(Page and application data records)
+---+

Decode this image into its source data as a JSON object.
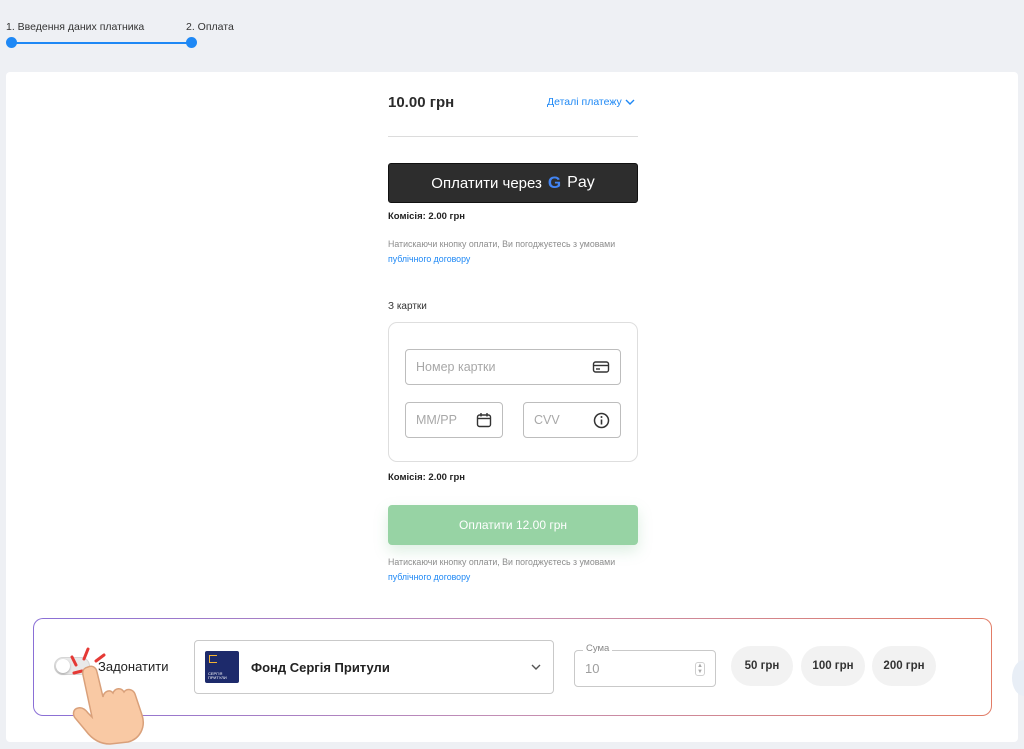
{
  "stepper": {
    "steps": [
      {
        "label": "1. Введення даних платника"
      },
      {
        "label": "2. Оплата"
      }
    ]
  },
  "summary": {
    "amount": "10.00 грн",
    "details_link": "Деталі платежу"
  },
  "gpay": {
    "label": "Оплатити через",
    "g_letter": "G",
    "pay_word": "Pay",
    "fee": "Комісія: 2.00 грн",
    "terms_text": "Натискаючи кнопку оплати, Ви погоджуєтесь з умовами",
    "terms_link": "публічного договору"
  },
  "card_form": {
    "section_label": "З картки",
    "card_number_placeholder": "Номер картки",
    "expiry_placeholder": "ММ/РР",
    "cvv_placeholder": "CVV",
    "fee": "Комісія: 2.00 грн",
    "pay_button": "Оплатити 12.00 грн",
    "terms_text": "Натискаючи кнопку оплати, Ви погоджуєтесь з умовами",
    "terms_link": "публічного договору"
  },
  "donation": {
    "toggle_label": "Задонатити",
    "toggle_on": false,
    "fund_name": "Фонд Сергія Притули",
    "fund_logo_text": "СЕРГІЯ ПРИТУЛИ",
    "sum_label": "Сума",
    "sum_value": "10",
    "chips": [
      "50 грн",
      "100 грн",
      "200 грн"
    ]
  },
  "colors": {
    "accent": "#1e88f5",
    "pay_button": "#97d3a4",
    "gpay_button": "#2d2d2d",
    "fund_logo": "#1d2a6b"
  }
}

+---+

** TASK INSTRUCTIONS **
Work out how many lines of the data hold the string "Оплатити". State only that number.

** RESPONSE BELOW **
2